Select red pepper starter plants that are short, thick and have three to five sets of leaves. Avoid plants with yellow or wilted leaves or plants that have already begun to flower or fruit. Check the roots of the plant. Do not purchase a plant that appears to be root bound, meaning the roots are tightly grown together and little to no soil is visible.
Amend your soil by adding 3 inches of compost to the garden bed or pot. Mix the compost thoroughly with your soil using a spade shovel. The added compost will increase the nutrients in your soil and provide good drainage for your pepper plants.

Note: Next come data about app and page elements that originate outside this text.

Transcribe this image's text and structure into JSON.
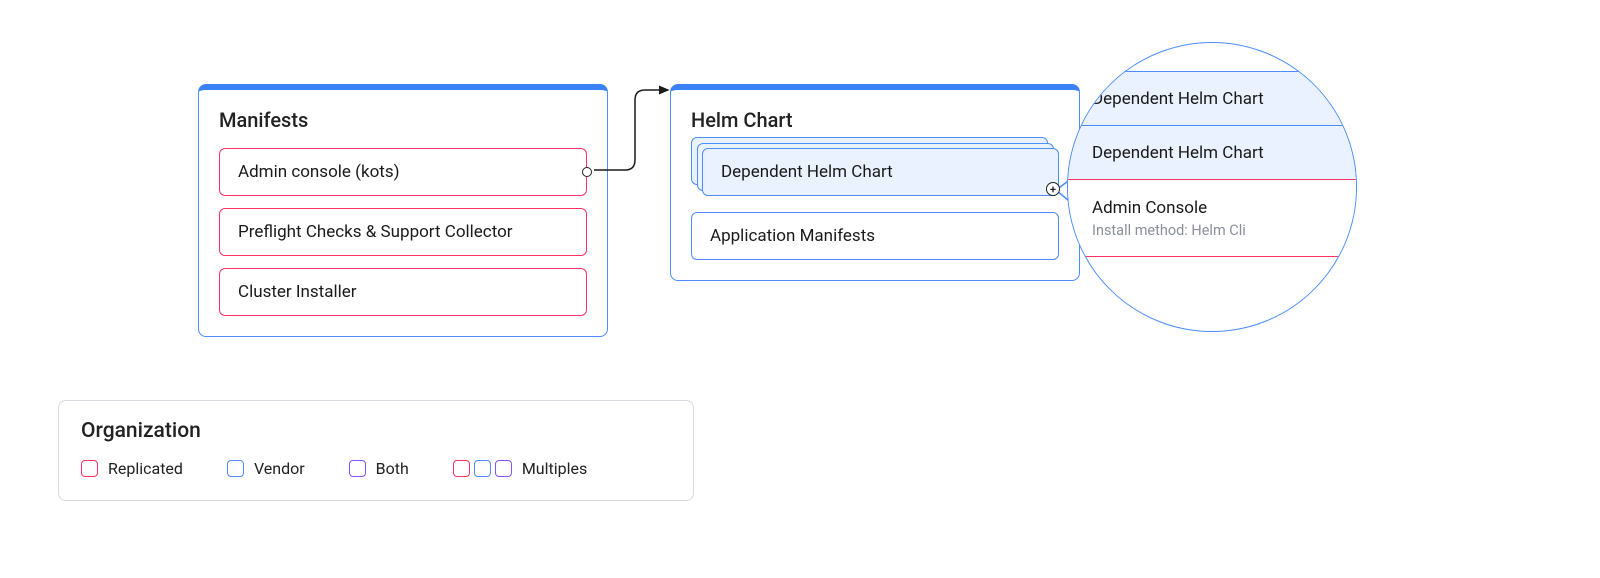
{
  "manifests": {
    "title": "Manifests",
    "items": [
      {
        "label": "Admin console (kots)"
      },
      {
        "label": "Preflight Checks & Support Collector"
      },
      {
        "label": "Cluster Installer"
      }
    ]
  },
  "helmchart": {
    "title": "Helm Chart",
    "dependent_label": "Dependent Helm Chart",
    "app_manifests_label": "Application Manifests"
  },
  "zoom": {
    "row1": "Dependent Helm Chart",
    "row2": "Dependent Helm Chart",
    "row3_title": "Admin Console",
    "row3_sub": "Install method: Helm Cli"
  },
  "legend": {
    "title": "Organization",
    "replicated": "Replicated",
    "vendor": "Vendor",
    "both": "Both",
    "multiples": "Multiples"
  },
  "colors": {
    "red": "#ff3363",
    "blue": "#4c8dff",
    "purple": "#8453ff",
    "zoom_fill": "#eaf2ff"
  }
}
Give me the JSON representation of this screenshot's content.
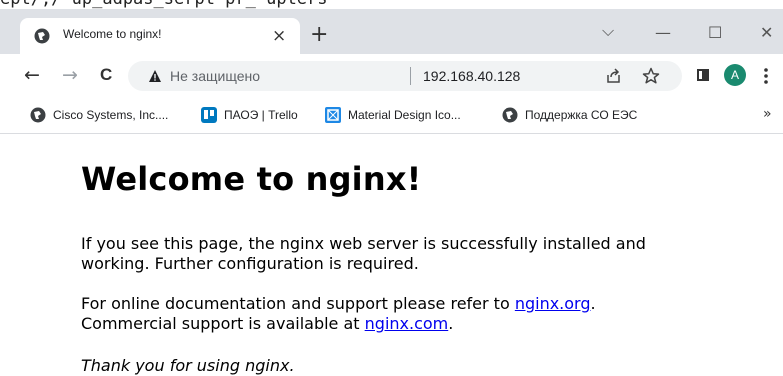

Mix in an all-purpose slow-release fertilizer according to the directions on the package.
Plant your bell pepper plants in the ground or in a pot outdoors once any threat of frost has passed and the average daytime temperature is between 70 to 80 degrees Fahrenheit. Bell peppers cannot tolerate cold weather and growing slows if nighttime temperatures drop below 55 degrees Fahrenheit.
Space plants at least 18 inches apart, or as directed on the information card for the variety of bell pepper you purchased. Dig a hole a little larger than the root ball of your plant. Place the plant in the hole and gentle fill the hole with soil, compacting it down as you fill. Water each plant thoroughly.
Cover the plant beds with a layer of mulch to reduce water evaporation and prevent weeds from growing.
Water your pepper plants frequently because dry soil may reduce their productivity. Always water your plants at the soil and never from overhead. Water left on leaves can cause rot and disease.
Harvest peppers once they have ripened from green to red. Cut the peppers with hand pruners at the stem close to the branch.